C. Fong & P. Hersey - Complete Violin|Viola and Piano Works of Morton Fe [OgreOgress Production - 2003]This collection brings together the complete violin/Viola and piano works of one of the great and most dramatic minimalist/modern classical composers of the 20th century, Morton Feldman. The set consists of two discs and 128 minutes worth of music that covers work from between 1945 to 1984.
For those unfamiliar with Feldman’s work- it’s often slow, quiet music that’s about steadily evolving asymmetric patterns. He deals in angular notation as well as moving and deeply sad harmonic dwells and patterns. He’s known most for his longer and massive, yet very slowly moving pieces that can last up to 6 hours. This collection features only one of his longer works “For John Cage” from 1982 which finds the hypnotic, angular yet haunting interlocking and interplayed patterns of a violin and piano for just under 70 spell binding minutes.
Most of he tracks here are relatively short( by Feldman standards) and run between just under the two minute mark to just over the thirteen minute mark a picec. The first disc runs in chronological order starting with a piece from 1945 entitled “Sonata I allegro” which finds Feldman's composition in almost jaunting and jolly mood with rapid and upbeat piano patterns moving against almost jigging violin runs; as the collection progresses the tracks become more spaced-out, quiet, sombrely beautiful and off-kilter with their mixture of angular and moving or haunting notation.
Playing on all of the 11 tracks is Michigan based violin and Viola player Christina Fong- who in the past has tackled the works of Cage, Stravinsky, Nyman, Glass and beyond - so she very verse in complex, sometimes difficult yet enchanting modern classical compositions. And pianist Paul Hersey who has covered the works of Alan Hovhaness and Robert Shechtman. The pair mangers to be jaunting, tight and precisely angular when needed, yet also moving, melancholic and hypnotic when needed.

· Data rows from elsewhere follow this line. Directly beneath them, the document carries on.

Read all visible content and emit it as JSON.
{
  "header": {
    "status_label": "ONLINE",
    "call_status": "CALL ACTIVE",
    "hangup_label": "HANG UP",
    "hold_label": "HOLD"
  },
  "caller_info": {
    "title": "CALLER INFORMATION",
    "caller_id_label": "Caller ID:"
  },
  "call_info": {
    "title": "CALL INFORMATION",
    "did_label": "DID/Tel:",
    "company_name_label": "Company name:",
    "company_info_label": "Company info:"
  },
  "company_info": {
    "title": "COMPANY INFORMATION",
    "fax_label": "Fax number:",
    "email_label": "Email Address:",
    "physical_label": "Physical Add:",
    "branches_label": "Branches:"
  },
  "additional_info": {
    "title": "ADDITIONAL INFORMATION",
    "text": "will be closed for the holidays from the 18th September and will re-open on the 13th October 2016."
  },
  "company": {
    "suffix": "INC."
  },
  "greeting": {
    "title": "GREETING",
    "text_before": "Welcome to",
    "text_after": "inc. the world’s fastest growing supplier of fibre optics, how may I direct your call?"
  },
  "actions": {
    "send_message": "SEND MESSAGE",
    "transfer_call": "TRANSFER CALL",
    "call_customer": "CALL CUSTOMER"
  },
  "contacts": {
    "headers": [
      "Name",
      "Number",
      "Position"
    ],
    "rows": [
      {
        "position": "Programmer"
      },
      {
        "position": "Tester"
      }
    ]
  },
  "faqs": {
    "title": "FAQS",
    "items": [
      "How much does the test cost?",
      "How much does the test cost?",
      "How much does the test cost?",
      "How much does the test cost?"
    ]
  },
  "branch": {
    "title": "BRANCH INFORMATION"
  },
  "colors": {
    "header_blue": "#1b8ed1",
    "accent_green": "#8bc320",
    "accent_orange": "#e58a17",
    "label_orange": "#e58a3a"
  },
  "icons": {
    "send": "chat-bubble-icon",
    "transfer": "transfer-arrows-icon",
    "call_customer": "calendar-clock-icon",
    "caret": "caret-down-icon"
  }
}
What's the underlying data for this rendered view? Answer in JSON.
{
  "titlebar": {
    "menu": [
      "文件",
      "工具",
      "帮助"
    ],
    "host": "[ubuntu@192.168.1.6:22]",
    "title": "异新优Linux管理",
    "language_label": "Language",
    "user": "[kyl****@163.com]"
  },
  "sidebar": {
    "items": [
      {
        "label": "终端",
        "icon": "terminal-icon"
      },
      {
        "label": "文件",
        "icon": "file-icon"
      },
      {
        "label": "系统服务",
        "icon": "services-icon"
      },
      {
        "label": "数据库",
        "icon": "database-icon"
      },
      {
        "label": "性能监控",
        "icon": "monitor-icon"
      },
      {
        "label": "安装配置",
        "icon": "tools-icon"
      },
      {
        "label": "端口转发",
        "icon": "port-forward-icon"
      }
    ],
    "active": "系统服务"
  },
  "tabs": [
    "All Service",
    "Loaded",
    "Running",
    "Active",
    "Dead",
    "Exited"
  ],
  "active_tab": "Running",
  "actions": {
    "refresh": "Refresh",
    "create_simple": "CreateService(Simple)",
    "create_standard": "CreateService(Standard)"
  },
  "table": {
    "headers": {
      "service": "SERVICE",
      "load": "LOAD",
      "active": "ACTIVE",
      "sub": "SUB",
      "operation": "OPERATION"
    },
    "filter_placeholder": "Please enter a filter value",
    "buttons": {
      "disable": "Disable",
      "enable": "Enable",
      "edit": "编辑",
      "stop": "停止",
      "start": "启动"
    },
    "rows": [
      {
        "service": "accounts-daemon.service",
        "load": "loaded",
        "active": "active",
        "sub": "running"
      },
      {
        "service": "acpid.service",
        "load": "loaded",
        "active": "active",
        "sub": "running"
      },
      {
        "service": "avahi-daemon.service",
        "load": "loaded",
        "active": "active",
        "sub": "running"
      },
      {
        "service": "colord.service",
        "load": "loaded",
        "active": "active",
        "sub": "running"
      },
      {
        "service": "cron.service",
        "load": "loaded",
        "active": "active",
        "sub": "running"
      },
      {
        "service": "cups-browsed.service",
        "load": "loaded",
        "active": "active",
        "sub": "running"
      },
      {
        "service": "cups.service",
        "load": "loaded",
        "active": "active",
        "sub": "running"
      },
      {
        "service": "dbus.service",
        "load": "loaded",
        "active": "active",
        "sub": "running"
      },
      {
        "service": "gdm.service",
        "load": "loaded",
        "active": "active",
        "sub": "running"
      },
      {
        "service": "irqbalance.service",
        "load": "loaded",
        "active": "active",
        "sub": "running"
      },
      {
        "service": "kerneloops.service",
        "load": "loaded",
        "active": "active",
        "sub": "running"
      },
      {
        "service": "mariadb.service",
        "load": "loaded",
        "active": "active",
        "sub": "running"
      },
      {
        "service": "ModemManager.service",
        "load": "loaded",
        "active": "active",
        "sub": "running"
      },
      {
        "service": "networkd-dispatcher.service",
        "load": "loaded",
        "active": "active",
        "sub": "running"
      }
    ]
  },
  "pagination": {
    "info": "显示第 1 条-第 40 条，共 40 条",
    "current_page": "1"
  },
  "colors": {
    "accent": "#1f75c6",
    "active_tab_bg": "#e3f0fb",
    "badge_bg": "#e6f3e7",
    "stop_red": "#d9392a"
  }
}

The set also features two never recorded Feldman pieces- an early 1945 violin and piano piece, and a later 1984 violin piece- both of these are relatively short, but should along with quality of playing here attract those who already have many of these picecs on other collections. The only thing that slightly lets down the release is the flimsy cardboard folder that the two discs come-in, it just looks rather cheap and almost promo like in it’s packaging with liner-notes talking briefly about Feldman’s history linked in with each of the pieces on offer here.
So a very worthwhile collection of Feldman pieces that will appeal to both those who are already familiar with the great man's work, and those who have yet to investigate it. It’s just a pity the packaging lets the side down a little bit, but this is a minor quibble when your met with such angular, felt and timeless modern classical music.Roger Batty